Can Claims Be Summarily Dismissed?
In Harris v Bennett & Others an Application by Defendant’s Counsel that the claim against the Estate could be dismissed pursuant to Order 23 was agreed to. Whilst the decision was confirmed on the law, it was reversed on the facts by Justice McDonald a short time later. In the years that followed, the view was taken that these Applications were essentially hopeless and would merely serve to harden the resolve of the Plaintiff with a marginal case when the application for summary judgment was dismissed.
Until the decision in Jackson v Newns  VSC 32, this was the prevailing view. Here an application by a nephew who had received substantial but minority provision from his uncle’s estate was dismissed on the basis that a great relationship didn’t translate into responsibility for provision being owed. This case involved an application by a nephew of the deceased who was left approximately $150,000.00 under his uncle’s Will. He claimed on the basis that his uncle had been more akin to a father to him. It was held that a great relationship didn’t create an obligation to make testamentary provision and in the circumstances of that case, certainly didn’t create an obligation to make provision beyond the six figure sum provided by the Will.
The claim in Jackson was dismissed under the old test which required the claim to be practically hopeless before it would be dismissed. Under section 63 of the Civil Procedure Act 2010 the test has been restated and moderated to be that there is no real prospect of success. This has been interpreted as requiring a claim to have a real, rather than a fanciful prospect of success and theoretically lowers the bar that defendants have to jump to strike claims out.

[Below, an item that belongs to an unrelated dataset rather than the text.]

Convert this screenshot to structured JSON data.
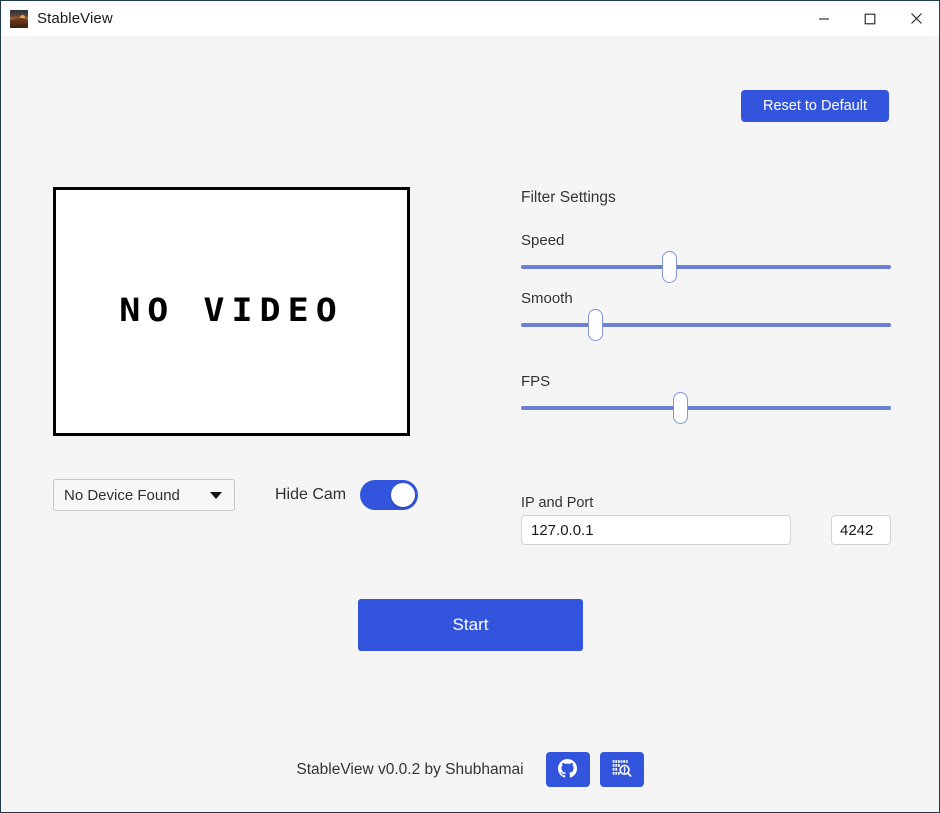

However, section 64 of the Civil Procedure Act 2010 also provides that even if a claim has no real prospect of success, the Court may permit it to proceed to trial if it is appropriate that it do so or it is in the interests of justice that it do so.
Despite the existence of section 64, it was thought that the Courts would if anything be more willing to exercise their power of summary dismissal. However, it would appear that this has not been the case. While Jackson sparked a flurry of applications, the bulk of those that have been decided to date have been unsuccessful.
Other relevant cases are Wollensack v Leone  VSC 324, Storey v Semmens  VSC 305, Webb v Ryan  VSC 461, Estate of Polley and Colville v Edmunds  VSC 85.
In conclusion, the concept that apparently weak claims will not make it past the summary stage has not materialised despite Jackson v Newns. Legal commentators believe that unless the circumstances said to ground the claim are self evidently unarguable or ridiculous, there is no point in subjecting the client to the costs of an unsuccessful application and giving the plaintiff a second wind before mediation. Where an application is to be made however it should be made early on in the proceeding.